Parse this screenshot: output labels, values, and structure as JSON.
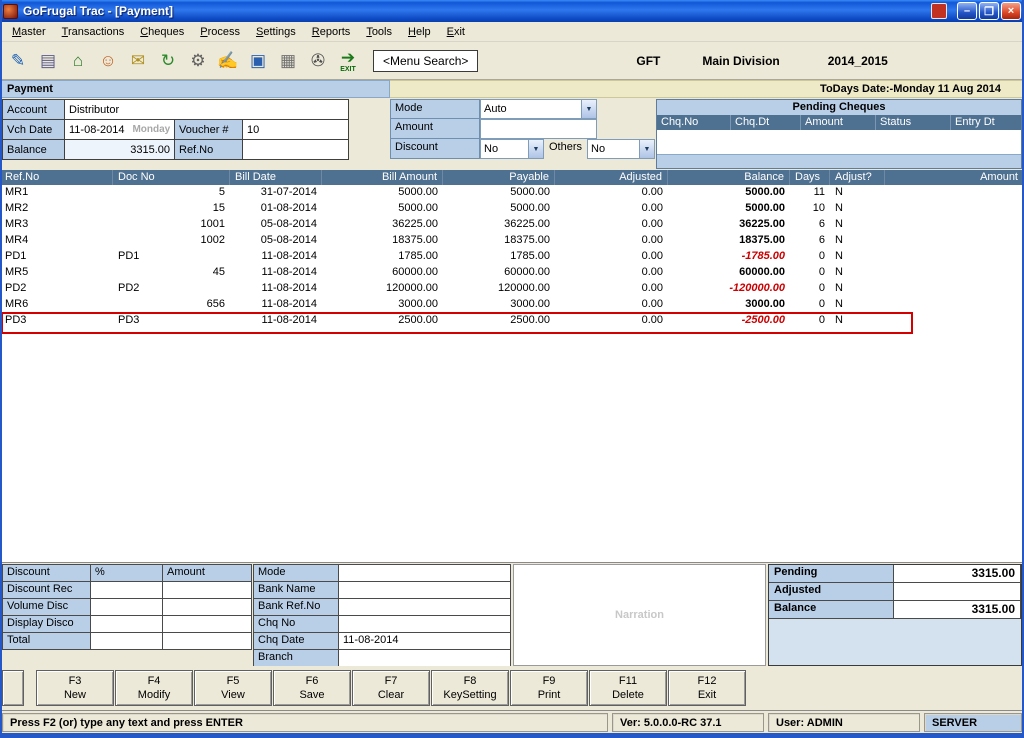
{
  "window": {
    "title": "GoFrugal Trac - [Payment]",
    "menu_items": [
      "Master",
      "Transactions",
      "Cheques",
      "Process",
      "Settings",
      "Reports",
      "Tools",
      "Help",
      "Exit"
    ],
    "controls": {
      "minimize": "–",
      "maximize": "❐",
      "close": "×"
    }
  },
  "toolbar": {
    "icons": [
      {
        "name": "new-voucher-icon",
        "glyph": "✎",
        "color": "#1a5fb4"
      },
      {
        "name": "save-icon",
        "glyph": "▤",
        "color": "#5a5a8a"
      },
      {
        "name": "company-icon",
        "glyph": "⌂",
        "color": "#2a7a2a"
      },
      {
        "name": "accounts-icon",
        "glyph": "☺",
        "color": "#c06020"
      },
      {
        "name": "cash-icon",
        "glyph": "✉",
        "color": "#b09020"
      },
      {
        "name": "refresh-icon",
        "glyph": "↻",
        "color": "#2a8a2a"
      },
      {
        "name": "settings-icon",
        "glyph": "⚙",
        "color": "#606060"
      },
      {
        "name": "edit-icon",
        "glyph": "✍",
        "color": "#2a7a4a"
      },
      {
        "name": "card-icon",
        "glyph": "▣",
        "color": "#2a5fb0"
      },
      {
        "name": "grid-icon",
        "glyph": "▦",
        "color": "#707070"
      },
      {
        "name": "print-icon",
        "glyph": "✇",
        "color": "#505050"
      },
      {
        "name": "exit-icon",
        "glyph": "➔",
        "color": "#1a7a1a",
        "label": "EXIT"
      }
    ],
    "menu_search_label": "<Menu Search>",
    "company": "GFT",
    "division": "Main Division",
    "financial_year": "2014_2015"
  },
  "payment_header": {
    "title": "Payment",
    "today_date": "ToDays Date:-Monday 11 Aug 2014"
  },
  "form": {
    "account_label": "Account",
    "account_value": "Distributor",
    "vch_date_label": "Vch Date",
    "vch_date_value": "11-08-2014",
    "vch_day": "Monday",
    "voucher_label": "Voucher #",
    "voucher_value": "10",
    "balance_label": "Balance",
    "balance_value": "3315.00",
    "refno_label": "Ref.No",
    "refno_value": "",
    "mode_label": "Mode",
    "mode_value": "Auto",
    "amount_label": "Amount",
    "amount_value": "",
    "discount_label": "Discount",
    "discount_value": "No",
    "others_label": "Others",
    "others_value": "No"
  },
  "pending_cheques": {
    "title": "Pending Cheques",
    "columns": [
      "Chq.No",
      "Chq.Dt",
      "Amount",
      "Status",
      "Entry Dt"
    ]
  },
  "bills": {
    "columns": [
      "Ref.No",
      "Doc No",
      "Bill Date",
      "Bill Amount",
      "Payable",
      "Adjusted",
      "Balance",
      "Days",
      "Adjust?",
      "Amount"
    ],
    "rows": [
      {
        "cells": [
          "MR1",
          "5",
          "31-07-2014",
          "5000.00",
          "5000.00",
          "0.00",
          "5000.00",
          "11",
          "N",
          ""
        ],
        "selected": false
      },
      {
        "cells": [
          "MR2",
          "15",
          "01-08-2014",
          "5000.00",
          "5000.00",
          "0.00",
          "5000.00",
          "10",
          "N",
          ""
        ],
        "selected": false
      },
      {
        "cells": [
          "MR3",
          "1001",
          "05-08-2014",
          "36225.00",
          "36225.00",
          "0.00",
          "36225.00",
          "6",
          "N",
          ""
        ],
        "selected": false
      },
      {
        "cells": [
          "MR4",
          "1002",
          "05-08-2014",
          "18375.00",
          "18375.00",
          "0.00",
          "18375.00",
          "6",
          "N",
          ""
        ],
        "selected": false
      },
      {
        "cells": [
          "PD1",
          "PD1",
          "11-08-2014",
          "1785.00",
          "1785.00",
          "0.00",
          "-1785.00",
          "0",
          "N",
          ""
        ],
        "selected": false
      },
      {
        "cells": [
          "MR5",
          "45",
          "11-08-2014",
          "60000.00",
          "60000.00",
          "0.00",
          "60000.00",
          "0",
          "N",
          ""
        ],
        "selected": false
      },
      {
        "cells": [
          "PD2",
          "PD2",
          "11-08-2014",
          "120000.00",
          "120000.00",
          "0.00",
          "-120000.00",
          "0",
          "N",
          ""
        ],
        "selected": false
      },
      {
        "cells": [
          "MR6",
          "656",
          "11-08-2014",
          "3000.00",
          "3000.00",
          "0.00",
          "3000.00",
          "0",
          "N",
          ""
        ],
        "selected": false
      },
      {
        "cells": [
          "PD3",
          "PD3",
          "11-08-2014",
          "2500.00",
          "2500.00",
          "0.00",
          "-2500.00",
          "0",
          "N",
          ""
        ],
        "selected": true
      }
    ]
  },
  "discount_panel": {
    "header": {
      "label": "Discount",
      "pct": "%",
      "amount": "Amount"
    },
    "rows": [
      {
        "label": "Discount Rec",
        "pct": "",
        "amount": ""
      },
      {
        "label": "Volume Disc",
        "pct": "",
        "amount": ""
      },
      {
        "label": "Display Disco",
        "pct": "",
        "amount": ""
      },
      {
        "label": "Total",
        "pct": "",
        "amount": ""
      }
    ]
  },
  "bank_panel": {
    "rows": [
      {
        "name": "mode",
        "label": "Mode",
        "value": ""
      },
      {
        "name": "bank-name",
        "label": "Bank Name",
        "value": ""
      },
      {
        "name": "bank-refno",
        "label": "Bank Ref.No",
        "value": ""
      },
      {
        "name": "chq-no",
        "label": "Chq No",
        "value": ""
      },
      {
        "name": "chq-date",
        "label": "Chq Date",
        "value": "11-08-2014"
      },
      {
        "name": "branch",
        "label": "Branch",
        "value": ""
      }
    ]
  },
  "narration": {
    "placeholder": "Narration"
  },
  "totals": {
    "rows": [
      {
        "label": "Pending",
        "value": "3315.00"
      },
      {
        "label": "Adjusted",
        "value": ""
      },
      {
        "label": "Balance",
        "value": "3315.00"
      }
    ]
  },
  "function_keys": [
    {
      "key": "F3",
      "label": "New"
    },
    {
      "key": "F4",
      "label": "Modify"
    },
    {
      "key": "F5",
      "label": "View"
    },
    {
      "key": "F6",
      "label": "Save"
    },
    {
      "key": "F7",
      "label": "Clear"
    },
    {
      "key": "F8",
      "label": "KeySetting"
    },
    {
      "key": "F9",
      "label": "Print"
    },
    {
      "key": "F11",
      "label": "Delete"
    },
    {
      "key": "F12",
      "label": "Exit"
    }
  ],
  "status_bar": {
    "message": "Press F2 (or) type any text and press ENTER",
    "version": "Ver: 5.0.0.0-RC 37.1",
    "user": "User: ADMIN",
    "server": "SERVER"
  },
  "colors": {
    "titlebar_blue": "#1157d8",
    "panel_blue": "#b9cfe8",
    "grid_header_slate": "#4f7191",
    "date_strip_khaki": "#eeeac8",
    "negative_red": "#cc0000",
    "selection_red": "#d40000",
    "taskbar_blue": "#2458c8"
  }
}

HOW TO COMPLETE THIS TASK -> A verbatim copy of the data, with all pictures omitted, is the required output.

SOLUTION TO THIS TASK ->
Parse this screenshot: output labels, values, and structure as JSON.
{
  "window": {
    "title": "GoFrugal Trac - [Payment]",
    "menu_items": [
      "Master",
      "Transactions",
      "Cheques",
      "Process",
      "Settings",
      "Reports",
      "Tools",
      "Help",
      "Exit"
    ],
    "controls": {
      "minimize": "–",
      "maximize": "❐",
      "close": "×"
    }
  },
  "toolbar": {
    "icons": [
      {
        "name": "new-voucher-icon",
        "glyph": "✎",
        "color": "#1a5fb4"
      },
      {
        "name": "save-icon",
        "glyph": "▤",
        "color": "#5a5a8a"
      },
      {
        "name": "company-icon",
        "glyph": "⌂",
        "color": "#2a7a2a"
      },
      {
        "name": "accounts-icon",
        "glyph": "☺",
        "color": "#c06020"
      },
      {
        "name": "cash-icon",
        "glyph": "✉",
        "color": "#b09020"
      },
      {
        "name": "refresh-icon",
        "glyph": "↻",
        "color": "#2a8a2a"
      },
      {
        "name": "settings-icon",
        "glyph": "⚙",
        "color": "#606060"
      },
      {
        "name": "edit-icon",
        "glyph": "✍",
        "color": "#2a7a4a"
      },
      {
        "name": "card-icon",
        "glyph": "▣",
        "color": "#2a5fb0"
      },
      {
        "name": "grid-icon",
        "glyph": "▦",
        "color": "#707070"
      },
      {
        "name": "print-icon",
        "glyph": "✇",
        "color": "#505050"
      },
      {
        "name": "exit-icon",
        "glyph": "➔",
        "color": "#1a7a1a",
        "label": "EXIT"
      }
    ],
    "menu_search_label": "<Menu Search>",
    "company": "GFT",
    "division": "Main Division",
    "financial_year": "2014_2015"
  },
  "payment_header": {
    "title": "Payment",
    "today_date": "ToDays Date:-Monday 11 Aug 2014"
  },
  "form": {
    "account_label": "Account",
    "account_value": "Distributor",
    "vch_date_label": "Vch Date",
    "vch_date_value": "11-08-2014",
    "vch_day": "Monday",
    "voucher_label": "Voucher #",
    "voucher_value": "10",
    "balance_label": "Balance",
    "balance_value": "3315.00",
    "refno_label": "Ref.No",
    "refno_value": "",
    "mode_label": "Mode",
    "mode_value": "Auto",
    "amount_label": "Amount",
    "amount_value": "",
    "discount_label": "Discount",
    "discount_value": "No",
    "others_label": "Others",
    "others_value": "No"
  },
  "pending_cheques": {
    "title": "Pending Cheques",
    "columns": [
      "Chq.No",
      "Chq.Dt",
      "Amount",
      "Status",
      "Entry Dt"
    ]
  },
  "bills": {
    "columns": [
      "Ref.No",
      "Doc No",
      "Bill Date",
      "Bill Amount",
      "Payable",
      "Adjusted",
      "Balance",
      "Days",
      "Adjust?",
      "Amount"
    ],
    "rows": [
      {
        "cells": [
          "MR1",
          "5",
          "31-07-2014",
          "5000.00",
          "5000.00",
          "0.00",
          "5000.00",
          "11",
          "N",
          ""
        ],
        "selected": false
      },
      {
        "cells": [
          "MR2",
          "15",
          "01-08-2014",
          "5000.00",
          "5000.00",
          "0.00",
          "5000.00",
          "10",
          "N",
          ""
        ],
        "selected": false
      },
      {
        "cells": [
          "MR3",
          "1001",
          "05-08-2014",
          "36225.00",
          "36225.00",
          "0.00",
          "36225.00",
          "6",
          "N",
          ""
        ],
        "selected": false
      },
      {
        "cells": [
          "MR4",
          "1002",
          "05-08-2014",
          "18375.00",
          "18375.00",
          "0.00",
          "18375.00",
          "6",
          "N",
          ""
        ],
        "selected": false
      },
      {
        "cells": [
          "PD1",
          "PD1",
          "11-08-2014",
          "1785.00",
          "1785.00",
          "0.00",
          "-1785.00",
          "0",
          "N",
          ""
        ],
        "selected": false
      },
      {
        "cells": [
          "MR5",
          "45",
          "11-08-2014",
          "60000.00",
          "60000.00",
          "0.00",
          "60000.00",
          "0",
          "N",
          ""
        ],
        "selected": false
      },
      {
        "cells": [
          "PD2",
          "PD2",
          "11-08-2014",
          "120000.00",
          "120000.00",
          "0.00",
          "-120000.00",
          "0",
          "N",
          ""
        ],
        "selected": false
      },
      {
        "cells": [
          "MR6",
          "656",
          "11-08-2014",
          "3000.00",
          "3000.00",
          "0.00",
          "3000.00",
          "0",
          "N",
          ""
        ],
        "selected": false
      },
      {
        "cells": [
          "PD3",
          "PD3",
          "11-08-2014",
          "2500.00",
          "2500.00",
          "0.00",
          "-2500.00",
          "0",
          "N",
          ""
        ],
        "selected": true
      }
    ]
  },
  "discount_panel": {
    "header": {
      "label": "Discount",
      "pct": "%",
      "amount": "Amount"
    },
    "rows": [
      {
        "label": "Discount Rec",
        "pct": "",
        "amount": ""
      },
      {
        "label": "Volume Disc",
        "pct": "",
        "amount": ""
      },
      {
        "label": "Display Disco",
        "pct": "",
        "amount": ""
      },
      {
        "label": "Total",
        "pct": "",
        "amount": ""
      }
    ]
  },
  "bank_panel": {
    "rows": [
      {
        "name": "mode",
        "label": "Mode",
        "value": ""
      },
      {
        "name": "bank-name",
        "label": "Bank Name",
        "value": ""
      },
      {
        "name": "bank-refno",
        "label": "Bank Ref.No",
        "value": ""
      },
      {
        "name": "chq-no",
        "label": "Chq No",
        "value": ""
      },
      {
        "name": "chq-date",
        "label": "Chq Date",
        "value": "11-08-2014"
      },
      {
        "name": "branch",
        "label": "Branch",
        "value": ""
      }
    ]
  },
  "narration": {
    "placeholder": "Narration"
  },
  "totals": {
    "rows": [
      {
        "label": "Pending",
        "value": "3315.00"
      },
      {
        "label": "Adjusted",
        "value": ""
      },
      {
        "label": "Balance",
        "value": "3315.00"
      }
    ]
  },
  "function_keys": [
    {
      "key": "F3",
      "label": "New"
    },
    {
      "key": "F4",
      "label": "Modify"
    },
    {
      "key": "F5",
      "label": "View"
    },
    {
      "key": "F6",
      "label": "Save"
    },
    {
      "key": "F7",
      "label": "Clear"
    },
    {
      "key": "F8",
      "label": "KeySetting"
    },
    {
      "key": "F9",
      "label": "Print"
    },
    {
      "key": "F11",
      "label": "Delete"
    },
    {
      "key": "F12",
      "label": "Exit"
    }
  ],
  "status_bar": {
    "message": "Press F2 (or) type any text and press ENTER",
    "version": "Ver: 5.0.0.0-RC 37.1",
    "user": "User: ADMIN",
    "server": "SERVER"
  },
  "colors": {
    "titlebar_blue": "#1157d8",
    "panel_blue": "#b9cfe8",
    "grid_header_slate": "#4f7191",
    "date_strip_khaki": "#eeeac8",
    "negative_red": "#cc0000",
    "selection_red": "#d40000",
    "taskbar_blue": "#2458c8"
  }
}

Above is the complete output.